A conviction can be reversed on appeal if the evidence at trial is clearly not sufficient to establish the elements of the crime. In Jackson v. Virginia (1979), the Supreme Court made this a federal constitutional rule. Suppose (1) the elements of a crime are A, B, and C; (2) the judge erroneously instructs the jury they must find A, B, C, and D; (3) on appeal the appellate court finds plenty of evidence to support elements A, B, and C but none on D. Is that reversible Jackson error? No. Jackson concerns only what the elements the jury should have been instructed on, not what they were instructed on.
If the defendant didn't raise a statute of limitations defense at trial, can he raise it on appeal? Not unless Congress has made the time limit jurisdictional, which it rarely does and did not do for the crime involved in this case. How about the plain error rule? No. If the defendant does not bring it up, the failure of the trial court judge to do so sua sponte is not error, plain or otherwise.

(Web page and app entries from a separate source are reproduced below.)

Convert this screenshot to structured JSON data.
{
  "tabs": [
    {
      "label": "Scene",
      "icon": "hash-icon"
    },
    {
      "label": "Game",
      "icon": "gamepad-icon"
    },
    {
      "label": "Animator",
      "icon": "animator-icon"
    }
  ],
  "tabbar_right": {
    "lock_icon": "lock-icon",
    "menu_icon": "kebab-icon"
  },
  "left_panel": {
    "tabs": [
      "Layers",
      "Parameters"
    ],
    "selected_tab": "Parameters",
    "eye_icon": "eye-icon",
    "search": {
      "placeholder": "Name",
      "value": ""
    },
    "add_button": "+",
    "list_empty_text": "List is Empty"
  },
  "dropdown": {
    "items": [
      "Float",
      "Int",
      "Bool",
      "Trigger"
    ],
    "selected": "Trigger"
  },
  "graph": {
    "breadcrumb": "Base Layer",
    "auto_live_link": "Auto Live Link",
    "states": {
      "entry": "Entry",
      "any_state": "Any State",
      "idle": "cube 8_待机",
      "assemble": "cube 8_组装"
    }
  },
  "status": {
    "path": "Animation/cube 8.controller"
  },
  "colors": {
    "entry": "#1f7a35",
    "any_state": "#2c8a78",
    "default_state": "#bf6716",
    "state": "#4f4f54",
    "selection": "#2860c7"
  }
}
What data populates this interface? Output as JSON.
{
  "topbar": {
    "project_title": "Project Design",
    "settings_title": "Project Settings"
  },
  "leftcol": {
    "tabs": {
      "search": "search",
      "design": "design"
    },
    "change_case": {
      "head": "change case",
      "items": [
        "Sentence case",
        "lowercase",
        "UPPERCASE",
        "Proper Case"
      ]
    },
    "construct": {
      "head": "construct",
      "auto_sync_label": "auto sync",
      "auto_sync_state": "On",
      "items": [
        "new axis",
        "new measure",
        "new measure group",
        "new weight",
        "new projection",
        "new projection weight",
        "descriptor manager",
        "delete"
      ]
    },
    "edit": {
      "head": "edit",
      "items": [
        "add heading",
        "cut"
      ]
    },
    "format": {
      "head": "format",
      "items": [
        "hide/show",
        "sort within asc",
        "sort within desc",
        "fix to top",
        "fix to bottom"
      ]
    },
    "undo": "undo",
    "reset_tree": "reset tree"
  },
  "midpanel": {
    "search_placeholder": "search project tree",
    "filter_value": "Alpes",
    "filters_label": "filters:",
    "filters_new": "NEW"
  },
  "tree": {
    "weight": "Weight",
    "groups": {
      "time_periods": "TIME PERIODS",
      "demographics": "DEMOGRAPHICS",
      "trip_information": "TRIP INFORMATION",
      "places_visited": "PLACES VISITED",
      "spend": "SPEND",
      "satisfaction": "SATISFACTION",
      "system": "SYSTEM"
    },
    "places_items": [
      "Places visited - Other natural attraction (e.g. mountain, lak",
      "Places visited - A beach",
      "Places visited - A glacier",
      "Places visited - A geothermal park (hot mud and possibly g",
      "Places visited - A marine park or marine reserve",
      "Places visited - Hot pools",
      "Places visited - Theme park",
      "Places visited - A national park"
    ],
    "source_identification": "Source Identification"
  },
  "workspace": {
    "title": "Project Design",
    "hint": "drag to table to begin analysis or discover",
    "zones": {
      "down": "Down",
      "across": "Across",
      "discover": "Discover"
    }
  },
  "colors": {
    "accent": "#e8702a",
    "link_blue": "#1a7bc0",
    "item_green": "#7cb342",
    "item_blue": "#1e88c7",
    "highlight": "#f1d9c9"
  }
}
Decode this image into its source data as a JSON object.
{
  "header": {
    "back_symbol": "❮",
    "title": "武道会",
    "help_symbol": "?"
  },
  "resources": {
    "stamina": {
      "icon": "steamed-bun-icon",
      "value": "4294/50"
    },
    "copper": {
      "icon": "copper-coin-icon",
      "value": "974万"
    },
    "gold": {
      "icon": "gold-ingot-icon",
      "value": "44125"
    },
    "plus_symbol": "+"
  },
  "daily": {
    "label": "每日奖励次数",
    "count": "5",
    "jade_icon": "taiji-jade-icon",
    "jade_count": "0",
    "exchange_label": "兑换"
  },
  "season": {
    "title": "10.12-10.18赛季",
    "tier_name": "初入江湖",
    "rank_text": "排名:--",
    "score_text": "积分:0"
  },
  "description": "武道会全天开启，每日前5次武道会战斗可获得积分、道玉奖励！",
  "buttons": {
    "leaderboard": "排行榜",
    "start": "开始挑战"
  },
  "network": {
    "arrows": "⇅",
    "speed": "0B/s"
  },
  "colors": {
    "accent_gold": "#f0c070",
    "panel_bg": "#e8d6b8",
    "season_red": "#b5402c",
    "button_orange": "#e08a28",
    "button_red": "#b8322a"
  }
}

That's the short version. For a longer version, see Rory Little's post at SCOTUSblog.